Child support is the term that refers to the repetitive payments from the higher-earning parent to the lower-earning parent after a separation. There are no guidelines for gender roles, meaning men can make payments women and women can make payments to men. Depending on where you live, the payment can either be made directly to the other parent or payments can be submitted to a third party (most often the court) and the third party will make arrangements. The purpose of child support is to make sure both parties can support themselves and children following a separation of parents. When one parent has sole custody, the support payments also help ensure income from the non-custodial parent is used to help raise the child.
When did it start?
Child support has been around in the United States for over 100 years. The first laws adopted were under The Uniform Desertion and Non-Support Act of 1910. This legislation made it a crime for a husband to abandon or neglect to provide support for children under 16. This law did not provide a means of punishment so many fathers simply moved to avoid penalty. Fast forward to 1950 and the Uniform Reciprocal Enforcement of Support Act (URESA) gave states the power to pursue parents across state lines. This act was replaced by the Uniform Interstate Family Support Act (UIFSA) in 1996. UIFSA updated the URESA to incorporate guidelines for jurisdiction, residency, modification of an order, and questionable paternity. Since URESA there have been a number of additional laws passed that help states collect past due or unpaid child support; issues like wage withholding, state agencies to handle collection, Federal income tax garnishment, and other penalties for non-payment of child support.
The goal of these policies is to make sure children don’t get the short end of the stick. The 1990s was perhaps the most influential time for child support because there was a national push for reform after an increase in child poverty rates, long-term dependence on government assistance, and the “feminization of poverty” which refers to the portion of female-headed households that have income below the poverty line.
How long does child support last?
In Colorado child support generally lasts until the child is 19. However, the court can terminate the order at an earlier date, as well as, extend the support beyond age 19 if the child is unable to care for themselves. Also, if a child marries or enter active military duty, the child will be considered emancipated and support for them will be terminated.
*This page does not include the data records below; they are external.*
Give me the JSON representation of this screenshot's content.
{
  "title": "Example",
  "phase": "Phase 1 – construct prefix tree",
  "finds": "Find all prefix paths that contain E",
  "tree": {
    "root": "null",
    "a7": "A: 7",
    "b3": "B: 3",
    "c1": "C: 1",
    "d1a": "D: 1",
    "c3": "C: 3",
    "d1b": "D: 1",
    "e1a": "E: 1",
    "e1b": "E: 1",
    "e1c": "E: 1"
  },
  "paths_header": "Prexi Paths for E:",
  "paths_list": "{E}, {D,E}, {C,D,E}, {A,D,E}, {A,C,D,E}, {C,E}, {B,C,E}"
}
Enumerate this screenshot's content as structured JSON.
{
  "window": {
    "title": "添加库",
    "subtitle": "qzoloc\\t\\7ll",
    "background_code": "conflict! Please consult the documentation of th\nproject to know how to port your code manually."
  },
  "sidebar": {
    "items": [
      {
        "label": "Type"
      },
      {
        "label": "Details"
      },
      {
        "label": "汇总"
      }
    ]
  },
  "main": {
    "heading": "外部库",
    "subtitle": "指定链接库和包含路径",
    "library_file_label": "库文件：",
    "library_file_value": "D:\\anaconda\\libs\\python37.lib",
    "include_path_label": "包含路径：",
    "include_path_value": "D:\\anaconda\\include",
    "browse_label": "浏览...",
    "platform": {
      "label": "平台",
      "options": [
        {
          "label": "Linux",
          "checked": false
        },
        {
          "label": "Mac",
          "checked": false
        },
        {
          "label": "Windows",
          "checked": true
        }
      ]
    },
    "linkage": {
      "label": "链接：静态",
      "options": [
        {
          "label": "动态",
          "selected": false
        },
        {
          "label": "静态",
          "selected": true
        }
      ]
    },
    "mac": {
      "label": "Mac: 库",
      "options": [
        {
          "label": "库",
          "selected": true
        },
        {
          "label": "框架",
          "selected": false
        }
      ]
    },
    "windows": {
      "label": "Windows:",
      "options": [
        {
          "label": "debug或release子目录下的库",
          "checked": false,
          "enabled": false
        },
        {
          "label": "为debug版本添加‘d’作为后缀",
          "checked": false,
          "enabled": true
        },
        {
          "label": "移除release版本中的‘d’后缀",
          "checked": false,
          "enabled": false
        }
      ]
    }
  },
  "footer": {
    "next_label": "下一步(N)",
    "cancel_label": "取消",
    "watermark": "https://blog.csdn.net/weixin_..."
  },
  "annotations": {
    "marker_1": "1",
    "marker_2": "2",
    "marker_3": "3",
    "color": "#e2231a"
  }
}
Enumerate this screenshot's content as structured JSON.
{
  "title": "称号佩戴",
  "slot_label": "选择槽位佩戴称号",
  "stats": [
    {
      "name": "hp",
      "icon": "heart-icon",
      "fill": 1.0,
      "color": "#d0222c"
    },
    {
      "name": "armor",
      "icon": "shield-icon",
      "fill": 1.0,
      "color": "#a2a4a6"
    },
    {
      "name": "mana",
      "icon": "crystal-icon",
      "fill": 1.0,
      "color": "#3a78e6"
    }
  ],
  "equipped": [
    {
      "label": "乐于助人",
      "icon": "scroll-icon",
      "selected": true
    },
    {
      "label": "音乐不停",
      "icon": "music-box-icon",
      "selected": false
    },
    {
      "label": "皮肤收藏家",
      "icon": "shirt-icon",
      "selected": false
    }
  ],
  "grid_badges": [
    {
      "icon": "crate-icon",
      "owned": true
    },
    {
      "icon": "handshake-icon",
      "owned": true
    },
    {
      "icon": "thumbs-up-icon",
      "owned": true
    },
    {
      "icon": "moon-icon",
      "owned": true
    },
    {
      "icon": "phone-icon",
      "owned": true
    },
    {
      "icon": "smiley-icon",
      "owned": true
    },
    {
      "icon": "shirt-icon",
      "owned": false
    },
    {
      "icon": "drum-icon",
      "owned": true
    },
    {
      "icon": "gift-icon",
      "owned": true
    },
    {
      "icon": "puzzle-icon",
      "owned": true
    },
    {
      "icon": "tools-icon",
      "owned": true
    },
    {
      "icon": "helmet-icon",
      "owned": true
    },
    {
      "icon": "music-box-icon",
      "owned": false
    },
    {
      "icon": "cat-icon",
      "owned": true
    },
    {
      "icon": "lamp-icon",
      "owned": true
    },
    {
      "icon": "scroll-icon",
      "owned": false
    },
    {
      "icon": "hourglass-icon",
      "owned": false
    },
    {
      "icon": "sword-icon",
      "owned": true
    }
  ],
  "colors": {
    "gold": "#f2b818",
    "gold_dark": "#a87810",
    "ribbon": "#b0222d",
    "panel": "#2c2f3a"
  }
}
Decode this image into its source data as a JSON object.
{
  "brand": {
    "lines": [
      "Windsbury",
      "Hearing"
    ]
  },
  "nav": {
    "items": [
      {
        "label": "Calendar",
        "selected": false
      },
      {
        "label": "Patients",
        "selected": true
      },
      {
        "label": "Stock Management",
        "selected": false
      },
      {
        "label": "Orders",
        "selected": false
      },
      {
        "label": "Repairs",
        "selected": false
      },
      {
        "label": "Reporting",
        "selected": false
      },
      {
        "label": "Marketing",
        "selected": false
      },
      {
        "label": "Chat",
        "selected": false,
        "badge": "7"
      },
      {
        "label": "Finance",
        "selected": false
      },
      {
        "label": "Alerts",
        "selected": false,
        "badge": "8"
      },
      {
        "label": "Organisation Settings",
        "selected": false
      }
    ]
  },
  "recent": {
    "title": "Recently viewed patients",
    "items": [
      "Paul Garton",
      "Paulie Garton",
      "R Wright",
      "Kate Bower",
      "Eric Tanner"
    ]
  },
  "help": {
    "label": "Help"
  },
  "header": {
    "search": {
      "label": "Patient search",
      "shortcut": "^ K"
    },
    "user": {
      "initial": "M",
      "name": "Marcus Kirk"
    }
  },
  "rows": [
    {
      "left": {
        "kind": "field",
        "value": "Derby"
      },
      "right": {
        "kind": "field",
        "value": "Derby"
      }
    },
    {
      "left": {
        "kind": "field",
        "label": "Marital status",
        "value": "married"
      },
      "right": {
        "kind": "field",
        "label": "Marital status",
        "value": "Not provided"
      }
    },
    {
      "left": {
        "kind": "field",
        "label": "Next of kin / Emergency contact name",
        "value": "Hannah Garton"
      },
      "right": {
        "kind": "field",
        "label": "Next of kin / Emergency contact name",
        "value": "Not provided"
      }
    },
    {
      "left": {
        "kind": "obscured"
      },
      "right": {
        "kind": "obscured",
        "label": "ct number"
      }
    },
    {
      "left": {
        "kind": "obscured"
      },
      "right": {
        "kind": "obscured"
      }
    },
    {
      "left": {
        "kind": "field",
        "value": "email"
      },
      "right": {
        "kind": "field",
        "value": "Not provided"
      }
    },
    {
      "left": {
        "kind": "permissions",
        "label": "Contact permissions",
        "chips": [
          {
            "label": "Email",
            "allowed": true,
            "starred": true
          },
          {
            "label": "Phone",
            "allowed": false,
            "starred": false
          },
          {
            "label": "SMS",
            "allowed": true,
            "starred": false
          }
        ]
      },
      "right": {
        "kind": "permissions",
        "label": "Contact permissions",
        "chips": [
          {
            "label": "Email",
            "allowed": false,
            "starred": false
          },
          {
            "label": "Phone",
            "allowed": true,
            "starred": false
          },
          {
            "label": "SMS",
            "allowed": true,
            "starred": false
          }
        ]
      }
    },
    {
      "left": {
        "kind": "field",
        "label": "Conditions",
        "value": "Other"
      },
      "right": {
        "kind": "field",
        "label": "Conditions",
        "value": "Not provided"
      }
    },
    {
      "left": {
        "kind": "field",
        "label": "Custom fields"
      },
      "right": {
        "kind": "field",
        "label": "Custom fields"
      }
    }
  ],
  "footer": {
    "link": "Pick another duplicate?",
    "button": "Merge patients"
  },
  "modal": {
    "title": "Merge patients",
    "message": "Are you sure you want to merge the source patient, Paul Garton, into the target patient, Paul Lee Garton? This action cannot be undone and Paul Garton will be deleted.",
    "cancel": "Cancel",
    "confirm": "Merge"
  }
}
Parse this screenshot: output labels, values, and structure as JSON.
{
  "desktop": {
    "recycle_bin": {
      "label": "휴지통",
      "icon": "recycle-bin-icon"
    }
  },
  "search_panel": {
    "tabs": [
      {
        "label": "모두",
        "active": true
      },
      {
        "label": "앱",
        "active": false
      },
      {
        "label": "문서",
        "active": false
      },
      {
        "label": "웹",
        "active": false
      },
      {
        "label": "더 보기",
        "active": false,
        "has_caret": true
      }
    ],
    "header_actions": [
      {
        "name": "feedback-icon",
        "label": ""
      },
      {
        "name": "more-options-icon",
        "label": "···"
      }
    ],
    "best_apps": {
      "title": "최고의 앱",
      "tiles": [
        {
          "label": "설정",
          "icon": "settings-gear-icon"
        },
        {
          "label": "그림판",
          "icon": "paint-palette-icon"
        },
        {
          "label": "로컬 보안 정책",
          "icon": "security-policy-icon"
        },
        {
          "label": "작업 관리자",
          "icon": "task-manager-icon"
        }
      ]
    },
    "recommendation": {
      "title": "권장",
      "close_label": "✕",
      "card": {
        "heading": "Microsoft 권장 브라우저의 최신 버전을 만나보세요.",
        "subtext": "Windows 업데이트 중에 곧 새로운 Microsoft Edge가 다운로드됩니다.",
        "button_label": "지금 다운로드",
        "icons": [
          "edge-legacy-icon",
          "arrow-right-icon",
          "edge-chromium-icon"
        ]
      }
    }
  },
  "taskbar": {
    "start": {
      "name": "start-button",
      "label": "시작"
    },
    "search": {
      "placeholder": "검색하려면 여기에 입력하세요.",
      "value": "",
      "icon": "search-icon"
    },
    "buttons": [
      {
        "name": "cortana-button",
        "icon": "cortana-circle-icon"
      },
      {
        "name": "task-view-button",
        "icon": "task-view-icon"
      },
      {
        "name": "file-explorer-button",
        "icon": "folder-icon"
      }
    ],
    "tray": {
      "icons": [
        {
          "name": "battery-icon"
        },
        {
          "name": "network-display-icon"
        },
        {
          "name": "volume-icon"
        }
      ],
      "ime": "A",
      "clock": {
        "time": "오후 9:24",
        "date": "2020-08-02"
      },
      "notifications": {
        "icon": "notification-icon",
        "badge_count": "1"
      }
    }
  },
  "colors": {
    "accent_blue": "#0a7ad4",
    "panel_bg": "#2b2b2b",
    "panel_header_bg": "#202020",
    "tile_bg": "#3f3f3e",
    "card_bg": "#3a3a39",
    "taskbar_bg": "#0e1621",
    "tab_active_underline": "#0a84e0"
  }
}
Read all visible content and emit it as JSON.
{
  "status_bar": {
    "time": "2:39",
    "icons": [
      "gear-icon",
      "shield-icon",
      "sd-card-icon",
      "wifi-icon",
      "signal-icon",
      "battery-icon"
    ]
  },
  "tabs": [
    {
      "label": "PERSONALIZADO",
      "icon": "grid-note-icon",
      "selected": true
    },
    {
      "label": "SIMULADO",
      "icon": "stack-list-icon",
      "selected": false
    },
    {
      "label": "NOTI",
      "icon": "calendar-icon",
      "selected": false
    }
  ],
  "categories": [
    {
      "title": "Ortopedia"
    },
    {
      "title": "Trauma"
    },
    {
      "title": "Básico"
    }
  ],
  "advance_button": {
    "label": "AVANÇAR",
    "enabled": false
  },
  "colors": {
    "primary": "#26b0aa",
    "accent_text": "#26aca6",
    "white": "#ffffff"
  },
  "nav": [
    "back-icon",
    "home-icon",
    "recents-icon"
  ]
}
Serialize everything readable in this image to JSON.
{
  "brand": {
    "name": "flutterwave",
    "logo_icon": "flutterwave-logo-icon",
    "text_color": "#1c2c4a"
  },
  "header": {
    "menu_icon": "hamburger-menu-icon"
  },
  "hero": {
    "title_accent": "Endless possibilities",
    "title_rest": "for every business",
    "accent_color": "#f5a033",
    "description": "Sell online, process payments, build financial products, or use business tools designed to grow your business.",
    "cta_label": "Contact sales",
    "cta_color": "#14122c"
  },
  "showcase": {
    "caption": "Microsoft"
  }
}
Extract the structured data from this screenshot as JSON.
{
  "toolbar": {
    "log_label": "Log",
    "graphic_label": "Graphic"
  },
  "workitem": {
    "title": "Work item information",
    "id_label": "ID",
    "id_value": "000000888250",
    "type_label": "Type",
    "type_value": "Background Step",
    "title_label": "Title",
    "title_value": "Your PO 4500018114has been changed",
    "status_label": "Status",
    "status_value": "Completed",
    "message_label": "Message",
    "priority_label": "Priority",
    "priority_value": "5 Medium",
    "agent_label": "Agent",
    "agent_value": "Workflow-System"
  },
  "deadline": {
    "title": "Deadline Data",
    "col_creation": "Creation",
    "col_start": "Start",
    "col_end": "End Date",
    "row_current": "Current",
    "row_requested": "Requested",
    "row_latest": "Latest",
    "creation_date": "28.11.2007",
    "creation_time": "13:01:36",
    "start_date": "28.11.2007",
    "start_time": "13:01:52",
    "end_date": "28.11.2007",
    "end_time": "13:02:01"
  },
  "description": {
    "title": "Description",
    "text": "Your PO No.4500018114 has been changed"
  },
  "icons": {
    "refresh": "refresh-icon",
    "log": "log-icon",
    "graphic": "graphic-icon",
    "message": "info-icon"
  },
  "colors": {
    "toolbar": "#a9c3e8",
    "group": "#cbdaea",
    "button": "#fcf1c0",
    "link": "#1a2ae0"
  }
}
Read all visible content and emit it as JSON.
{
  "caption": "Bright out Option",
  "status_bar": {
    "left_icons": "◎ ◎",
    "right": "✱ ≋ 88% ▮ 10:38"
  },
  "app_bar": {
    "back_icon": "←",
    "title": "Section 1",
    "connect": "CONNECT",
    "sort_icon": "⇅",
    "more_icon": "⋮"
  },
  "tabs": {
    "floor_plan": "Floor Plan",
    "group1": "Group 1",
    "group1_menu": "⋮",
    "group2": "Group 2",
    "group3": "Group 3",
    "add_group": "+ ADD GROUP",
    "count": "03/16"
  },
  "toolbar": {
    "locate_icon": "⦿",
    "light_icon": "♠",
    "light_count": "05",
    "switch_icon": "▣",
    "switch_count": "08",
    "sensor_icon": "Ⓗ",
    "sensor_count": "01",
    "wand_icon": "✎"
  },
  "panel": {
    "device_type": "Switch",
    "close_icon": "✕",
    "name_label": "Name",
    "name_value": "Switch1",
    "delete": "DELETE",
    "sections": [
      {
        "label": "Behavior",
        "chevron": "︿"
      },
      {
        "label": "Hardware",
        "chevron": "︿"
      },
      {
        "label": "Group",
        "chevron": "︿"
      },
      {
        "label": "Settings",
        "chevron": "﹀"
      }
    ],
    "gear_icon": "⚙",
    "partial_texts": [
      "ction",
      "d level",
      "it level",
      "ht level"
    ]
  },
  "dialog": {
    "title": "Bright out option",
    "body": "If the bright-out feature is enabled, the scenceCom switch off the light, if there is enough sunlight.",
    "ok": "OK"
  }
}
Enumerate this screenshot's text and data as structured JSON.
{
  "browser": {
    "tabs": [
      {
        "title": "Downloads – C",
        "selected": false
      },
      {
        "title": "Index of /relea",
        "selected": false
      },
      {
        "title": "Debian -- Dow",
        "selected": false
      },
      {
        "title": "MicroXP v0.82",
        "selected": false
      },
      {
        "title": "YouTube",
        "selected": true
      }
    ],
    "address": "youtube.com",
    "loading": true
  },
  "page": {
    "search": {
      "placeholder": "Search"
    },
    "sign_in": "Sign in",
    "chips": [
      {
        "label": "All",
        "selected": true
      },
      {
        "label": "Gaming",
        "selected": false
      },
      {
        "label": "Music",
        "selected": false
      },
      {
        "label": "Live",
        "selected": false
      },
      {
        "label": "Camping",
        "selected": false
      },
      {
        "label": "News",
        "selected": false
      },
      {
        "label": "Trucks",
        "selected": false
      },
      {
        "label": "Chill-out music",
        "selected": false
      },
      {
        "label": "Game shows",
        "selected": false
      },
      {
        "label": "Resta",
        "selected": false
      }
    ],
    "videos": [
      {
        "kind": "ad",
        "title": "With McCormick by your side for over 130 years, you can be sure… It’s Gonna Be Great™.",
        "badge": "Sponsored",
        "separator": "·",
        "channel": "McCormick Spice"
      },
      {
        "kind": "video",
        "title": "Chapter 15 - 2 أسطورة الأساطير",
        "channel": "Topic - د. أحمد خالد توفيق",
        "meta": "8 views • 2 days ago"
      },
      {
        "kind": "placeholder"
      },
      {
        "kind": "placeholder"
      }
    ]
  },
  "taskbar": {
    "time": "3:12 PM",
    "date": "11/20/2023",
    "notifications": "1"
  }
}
Child support can be extremely helpful for parents who need support from the other parent of their child. Sometimes this can be accomplished without a court order if parties can come to an agreement.
If you would like to speak with an attorney about child support we can be reached at (720) 542-6142.